iOS 8 includes improved audio plumbing, while building on the existing foundation that supports pro audio development. (One lone casualty of recent mobile OS changes is JACK, the cross-platform inter-app platform. But as this platform was never widely adopted on Apple mobiles, and with various other options for the most common use cases it addresses, that’s hardly a deal breaker.)

OS X Yosemite, while on the surface is mostly about other features (like mobile integration), still includes enhancements to underlying frameworks and otherwise can be filed firmly under “if it ain’t broke, don’t fix it.”

Updates are still sometimes rocky for music production, but the old advice holds: don’t be an early adopter. Let the folks making your music software and hardware do the beta testing, unless you relish that responsibility yourself.


Hardware. We’ve heard the “sky is falling” argument as far as Apple’s hardware. But on the mobile side, Apple is now making high-spec, fast machines. The iPad Air, for instance, is a real workhorse for audio, capable of running loads of apps at once and with processing power music developers are just beginning to exploit. Apple’s laptops, while requiring you to reach a bit into your pockets, now make terrific use of the Thunderbolt bus in ways that empowers audio applications, and have spectacularly-crisp displays. And while storage is getting expensive internally, that’s partly because Apple is shipping no-compromise, high-end SSDs.

I’ve just bought a 13″ MacBook Pro, which I think is a sweet spot on value once you have a reasonable SSD, use some external storage to supplement it, and get at least 8G of RAM.
Upgradeability is a concern, though I think it makes sense to spec the machine you want the first time. It’s more reasonable to mark off points on repairability; it’s a shame that you now have to swap out the logic board for so many repairs. (Apple assures us they’re being ecologically sensitive with those discarded parts, though I’ll leave that discussion for another forum; as far as the impact on you, AppleCare is now more important than it was before.)

As always, caveat emptor – I’d skip, for instance, the low-end iMac Apple just unveiled, as you lose too much performance and capacity for the price savings.

Again, it’s worth comparing if you are OS-agnostic, but anyone complaining about these choices might just be downright spoiled. If a PC works out to be a better value for you in the hardware you need and the software you use, go for it. (It’s a different game if you need high-end GPUs, but that’s a niche – and not particularly relevant to musicians.)

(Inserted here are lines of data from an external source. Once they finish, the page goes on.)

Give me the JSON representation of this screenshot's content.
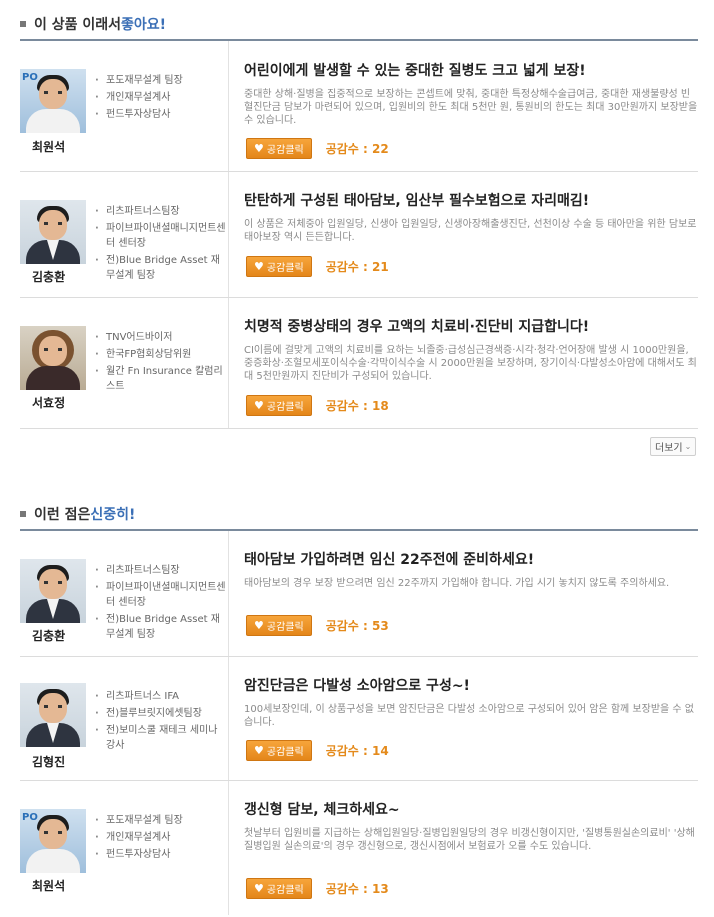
{
  "section1": {
    "title_prefix": "이 상품 이래서 ",
    "title_accent": "좋아요!",
    "cards": [
      {
        "name": "최원석",
        "credentials": [
          "포도재무설계 팀장",
          "개인재무설계사",
          "펀드투자상담사"
        ],
        "headline": "어린이에게 발생할 수 있는 중대한 질병도 크고 넓게 보장!",
        "description": "중대한 상해·질병을 집중적으로 보장하는 콘셉트에 맞춰, 중대한 특정상해수술급여금, 중대한 재생불량성 빈혈진단금 담보가 마련되어 있으며, 입원비의 한도 최대 5천만 원, 통원비의 한도는 최대 30만원까지 보장받을 수 있습니다.",
        "like_label": "공감클릭",
        "like_count_label": "공감수 :",
        "like_count": "22"
      },
      {
        "name": "김충환",
        "credentials": [
          "리츠파트너스팀장",
          "파이브파이낸셜매니지먼트센터 센터장",
          "전)Blue Bridge Asset 재무설계 팀장"
        ],
        "headline": "탄탄하게 구성된 태아담보, 임산부 필수보험으로 자리매김!",
        "description": "이 상품은 저체중아 입원일당, 신생아 입원일당, 신생아장해출생진단, 선천이상 수술 등 태아만을 위한 담보로 태아보장 역시 든든합니다.",
        "like_label": "공감클릭",
        "like_count_label": "공감수 :",
        "like_count": "21"
      },
      {
        "name": "서효정",
        "credentials": [
          "TNV어드바이저",
          "한국FP협회상담위원",
          "월간 Fn Insurance 칼럼리스트"
        ],
        "headline": "치명적 중병상태의 경우 고액의 치료비·진단비 지급합니다!",
        "description": "CI이름에 걸맞게 고액의 치료비를 요하는 뇌졸중·급성심근경색증·시각·청각·언어장애 발생 시 1000만원을, 중증화상·조혈모세포이식수술·각막이식수술 시 2000만원을 보장하며, 장기이식·다발성소아암에 대해서도 최대 5천만원까지 진단비가 구성되어 있습니다.",
        "like_label": "공감클릭",
        "like_count_label": "공감수 :",
        "like_count": "18"
      }
    ]
  },
  "more_label": "더보기",
  "section2": {
    "title_prefix": "이런 점은 ",
    "title_accent": "신중히!",
    "cards": [
      {
        "name": "김충환",
        "credentials": [
          "리츠파트너스팀장",
          "파이브파이낸셜매니지먼트센터 센터장",
          "전)Blue Bridge Asset 재무설계 팀장"
        ],
        "headline": "태아담보 가입하려면 임신 22주전에 준비하세요!",
        "description": "태아담보의 경우 보장 받으려면 임신 22주까지 가입해야 합니다. 가입 시기 놓치지 않도록 주의하세요.",
        "like_label": "공감클릭",
        "like_count_label": "공감수 :",
        "like_count": "53"
      },
      {
        "name": "김형진",
        "credentials": [
          "리츠파트너스 IFA",
          "전)블루브릿지에셋팀장",
          "전)보미스쿨 재테크 세미나 강사"
        ],
        "headline": "암진단금은 다발성 소아암으로 구성~!",
        "description": "100세보장인데, 이 상품구성을 보면 암진단금은 다발성 소아암으로 구성되어 있어 암은 함께 보장받을 수 없습니다.",
        "like_label": "공감클릭",
        "like_count_label": "공감수 :",
        "like_count": "14"
      },
      {
        "name": "최원석",
        "credentials": [
          "포도재무설계 팀장",
          "개인재무설계사",
          "펀드투자상담사"
        ],
        "headline": "갱신형 담보, 체크하세요~",
        "description": "첫날부터 입원비를 지급하는 상해입원일당·질병입원일당의 경우 비갱신형이지만, '질병통원실손의료비' '상해질병입원 실손의료'의 경우 갱신형으로, 갱신시점에서 보험료가 오를 수도 있습니다.",
        "like_label": "공감클릭",
        "like_count_label": "공감수 :",
        "like_count": "13"
      }
    ]
  }
}
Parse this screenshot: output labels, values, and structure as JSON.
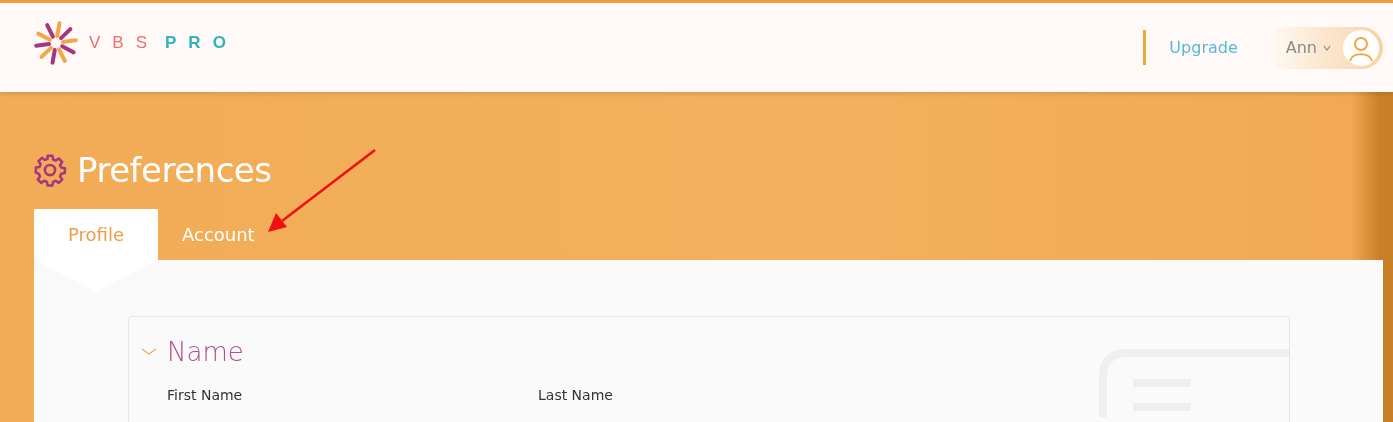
{
  "logo": {
    "part_1": "VBS",
    "part_2": "PRO"
  },
  "header": {
    "upgrade_link": "Upgrade",
    "user_name": "Ann"
  },
  "page_title": "Preferences",
  "tabs": [
    {
      "label": "Profile",
      "selected": true
    },
    {
      "label": "Account",
      "selected": false
    }
  ],
  "section": {
    "title": "Name",
    "expanded": true,
    "fields": [
      {
        "label": "First Name"
      },
      {
        "label": "Last Name"
      }
    ]
  }
}
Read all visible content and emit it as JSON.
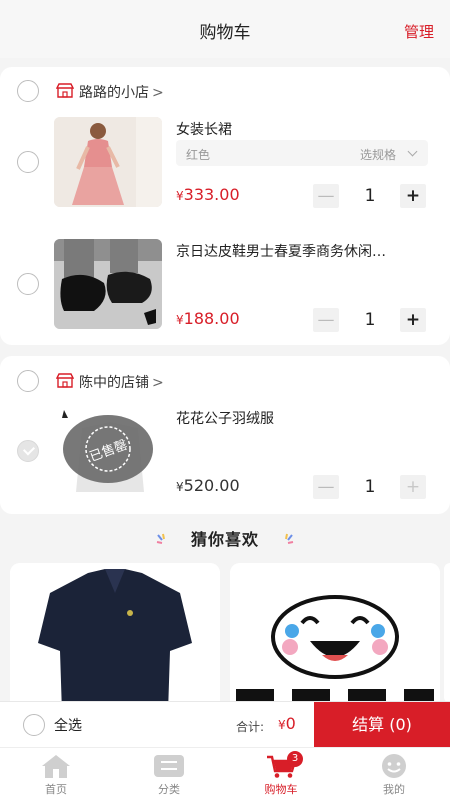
{
  "header": {
    "title": "购物车",
    "manage_label": "管理"
  },
  "shops": [
    {
      "name": "路路的小店",
      "items": [
        {
          "name": "女装长裙",
          "spec_value": "红色",
          "spec_choose": "选规格",
          "currency": "¥",
          "price": "333.00",
          "quantity": "1"
        },
        {
          "name": "京日达皮鞋男士春夏季商务休闲…",
          "currency": "¥",
          "price": "188.00",
          "quantity": "1"
        }
      ]
    },
    {
      "name": "陈中的店铺",
      "items": [
        {
          "name": "花花公子羽绒服",
          "currency": "¥",
          "price": "520.00",
          "quantity": "1",
          "status": "已售罄"
        }
      ]
    }
  ],
  "recommend": {
    "title": "猜你喜欢"
  },
  "checkout": {
    "select_all_label": "全选",
    "total_label": "合计:",
    "currency": "¥",
    "total_value": "0",
    "button_label": "结算 (0)"
  },
  "tabbar": {
    "tabs": [
      {
        "label": "首页",
        "icon": "home-icon"
      },
      {
        "label": "分类",
        "icon": "category-icon"
      },
      {
        "label": "购物车",
        "icon": "cart-icon",
        "badge": "3",
        "active": true
      },
      {
        "label": "我的",
        "icon": "profile-icon"
      }
    ]
  },
  "colors": {
    "accent": "#d81e28",
    "background": "#f4f4f4",
    "inactive_tab": "#888888"
  }
}
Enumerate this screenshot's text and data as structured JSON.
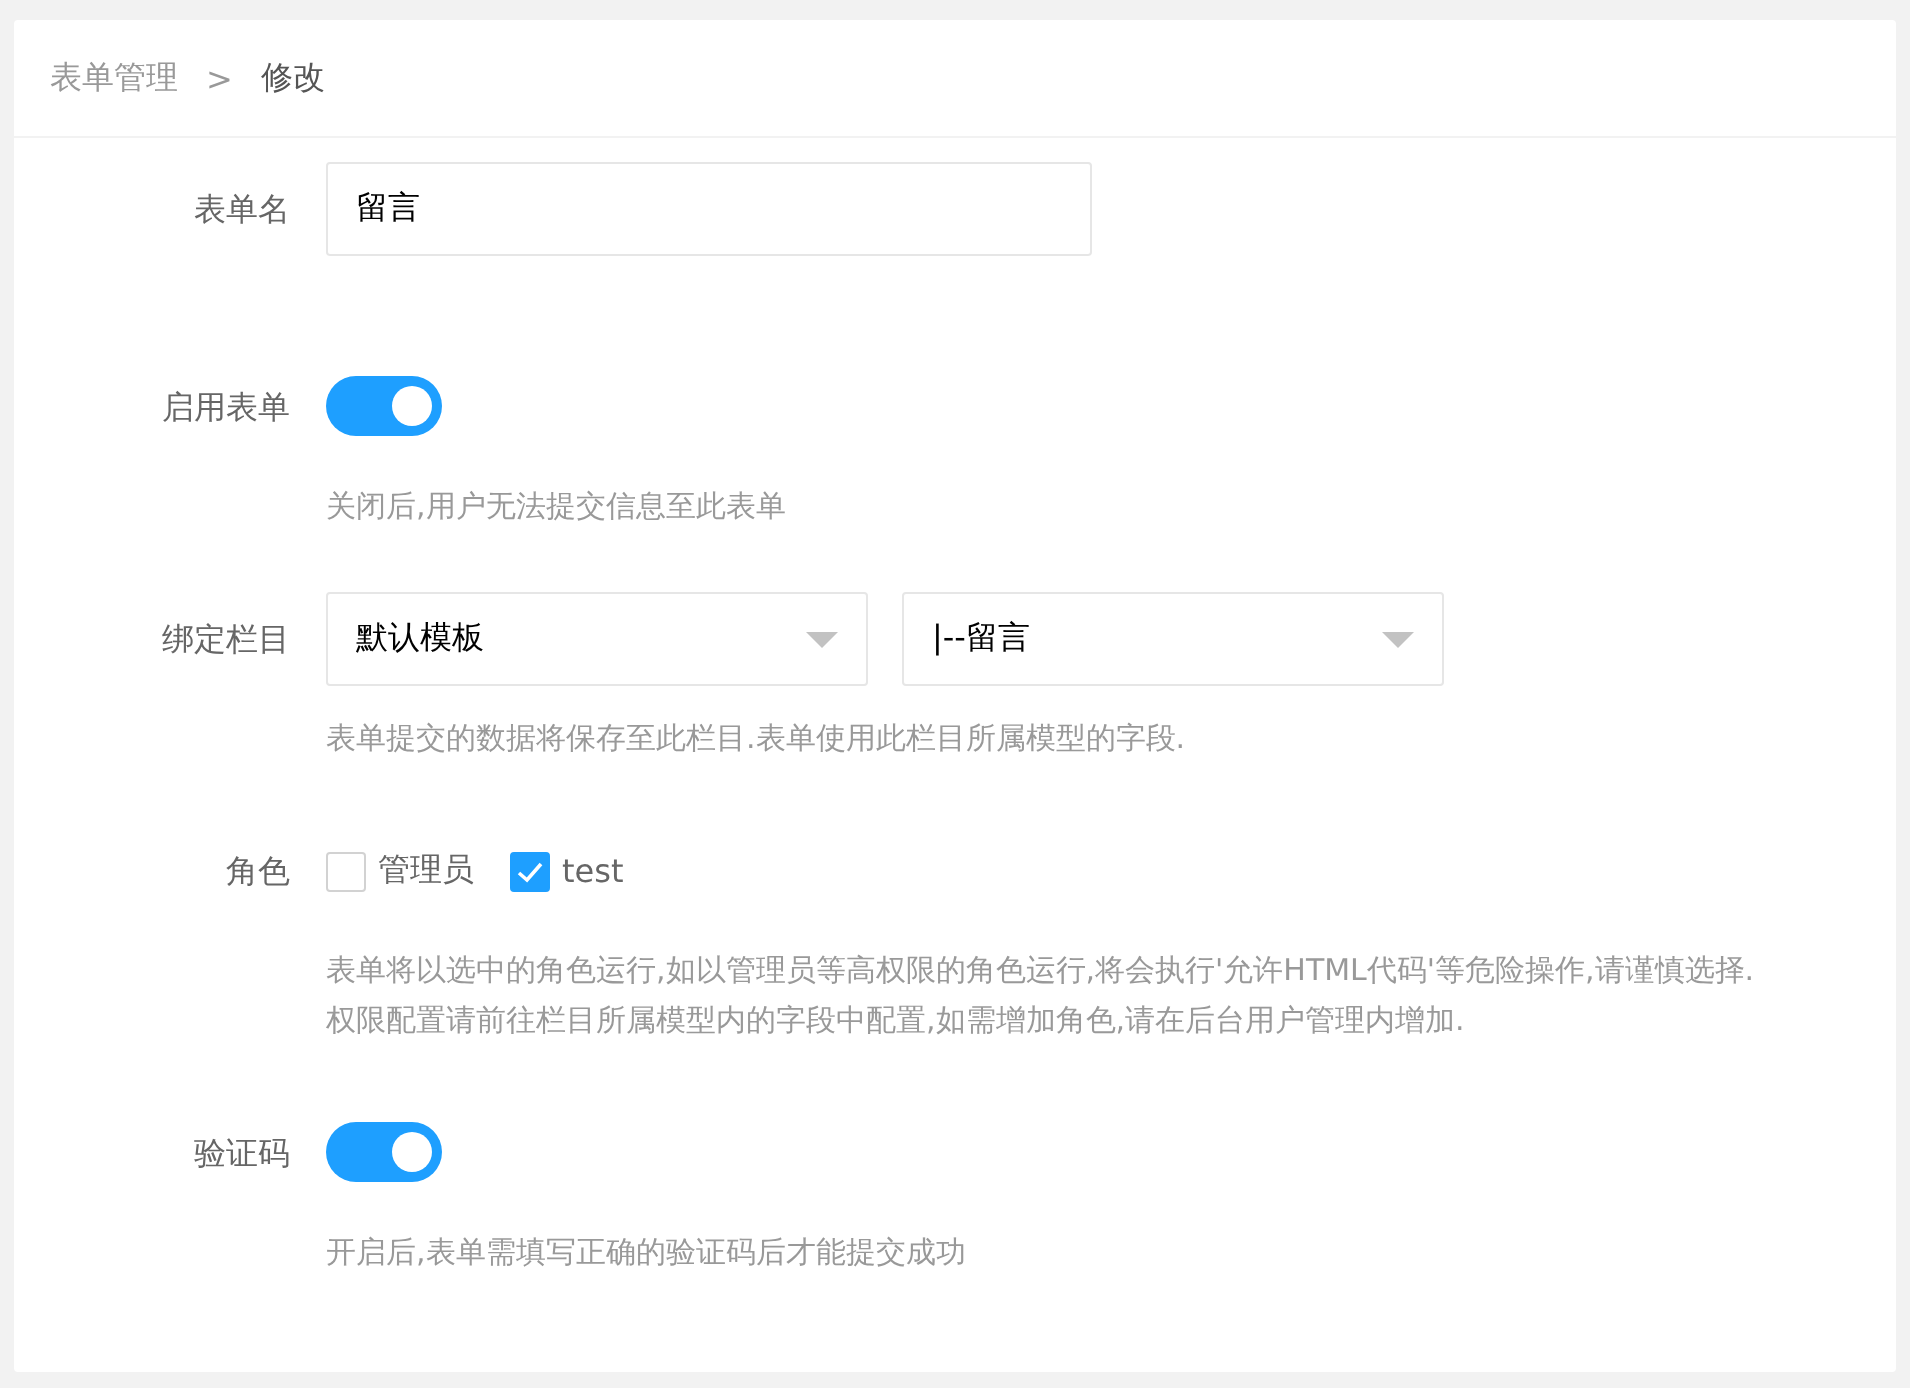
{
  "breadcrumb": [
    {
      "label": "表单管理",
      "selected": false
    },
    {
      "label": "修改",
      "selected": true
    }
  ],
  "breadcrumb_separator": ">",
  "fields": [
    {
      "kind": "text",
      "label": "表单名",
      "value": "留言"
    },
    {
      "kind": "switch",
      "label": "启用表单",
      "on": true,
      "hint": "关闭后,用户无法提交信息至此表单"
    },
    {
      "kind": "selects",
      "label": "绑定栏目",
      "selects": [
        {
          "value": "默认模板"
        },
        {
          "value": "|--留言"
        }
      ],
      "hint": "表单提交的数据将保存至此栏目.表单使用此栏目所属模型的字段."
    },
    {
      "kind": "checkboxes",
      "label": "角色",
      "options": [
        {
          "label": "管理员",
          "checked": false
        },
        {
          "label": "test",
          "checked": true
        }
      ],
      "hint": "表单将以选中的角色运行,如以管理员等高权限的角色运行,将会执行'允许HTML代码'等危险操作,请谨慎选择.\n权限配置请前往栏目所属模型内的字段中配置,如需增加角色,请在后台用户管理内增加."
    },
    {
      "kind": "switch",
      "label": "验证码",
      "on": true,
      "hint": "开启后,表单需填写正确的验证码后才能提交成功"
    }
  ]
}
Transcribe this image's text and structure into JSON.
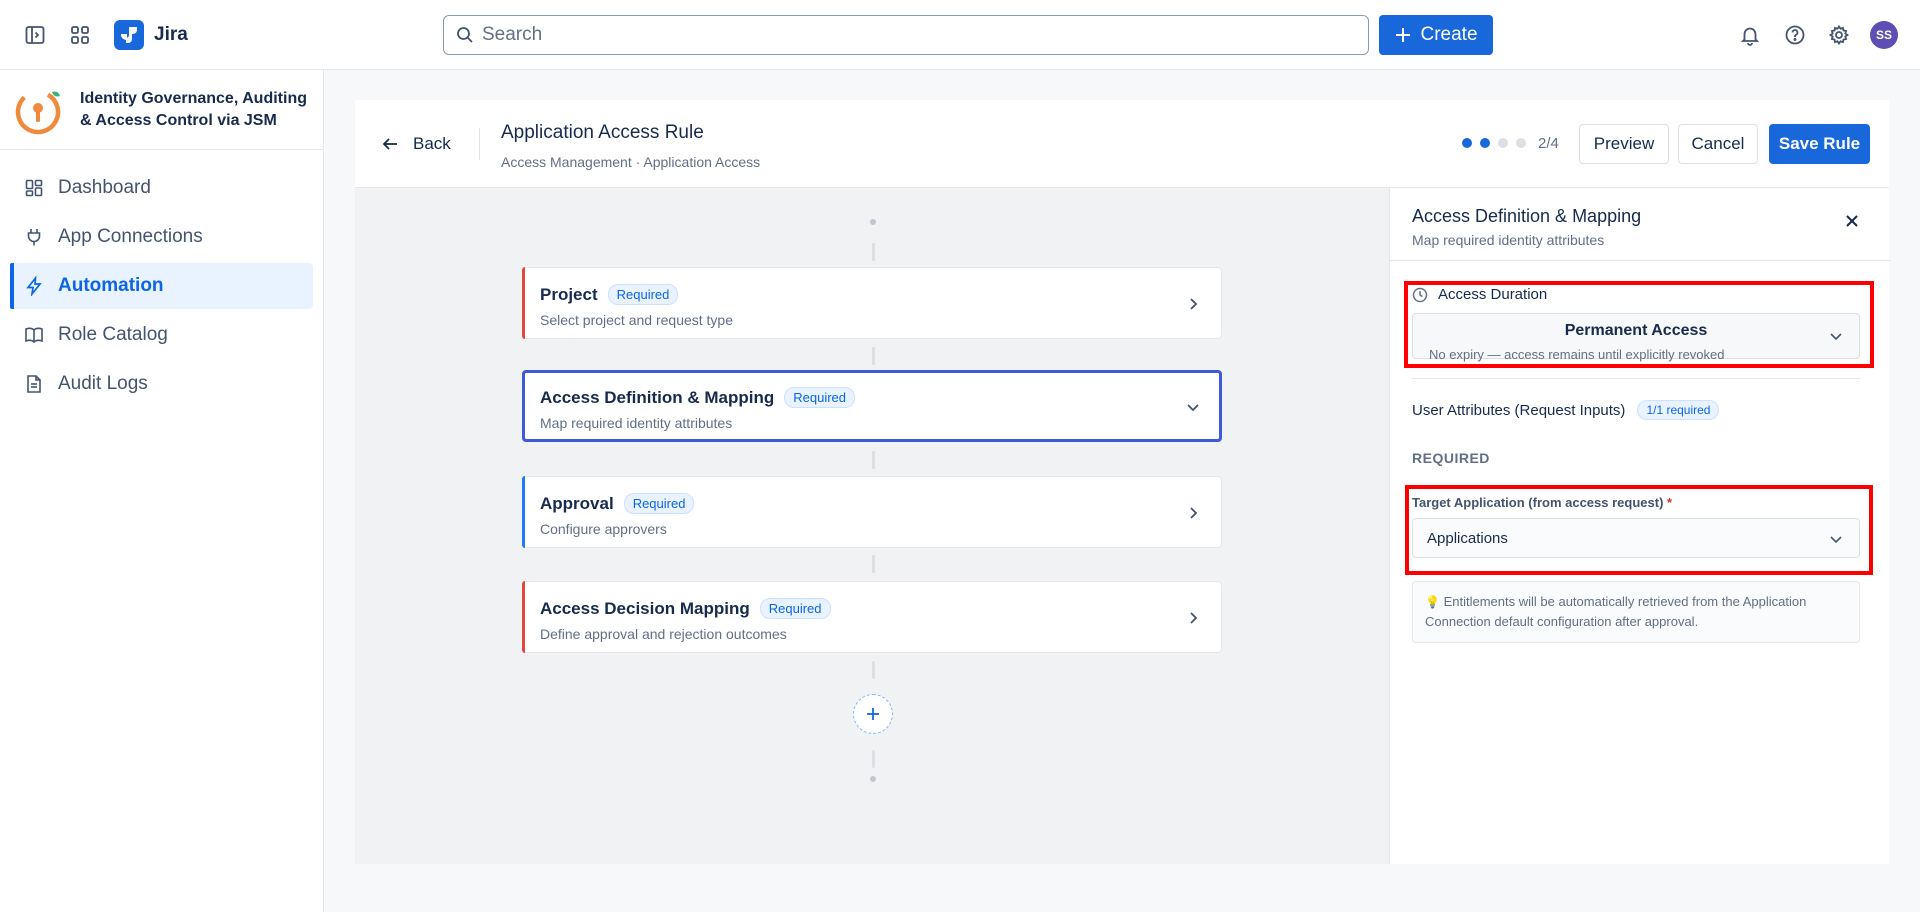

But given that there are strong PC and Mac choices, is it really worth any angst over this issue?

The Desktop is strong, for now. If any company veered toward merging consumer and pro concerns, it was Microsoft. But the recent unveiling of the Surface Pro tilts Microsoft back to pro users – enhanced, laptop-style performance, desktop, Intel-based OS. And on the Apple side, pro Apps and OS X clearly differentiate the desktop user in a way that supports creative work. The fact that their mobiles are earning more desktop-class processing power and the likes, well, that’s hardly bad news.

I think it’s time to spend this energy elsewhere. The computer as we know it is for the most part better than ever.

If anything, we need to stop worrying about backwards motion and start thinking forward. Desktop creative software is still stuck in 90s-era metaphors. Most of it doesn’t deal with touch input or gestures – even trackpad gestures in many cases. It doesn’t deal with Internet connectivity in any meaningful way. It doesn’t scale properly to higher-resolution displays. It doesn’t deal with the widespread use of mobile devices in most cases – most desktop software lacks dedicated mobile control or round-trip mobile workflow options.

I think Apple, Microsoft, and other vendors have built reasonable platforms. Rather than worry whether they’re back-pedalling, it’s time to consider what could be done to do more with the foundation we’ve got.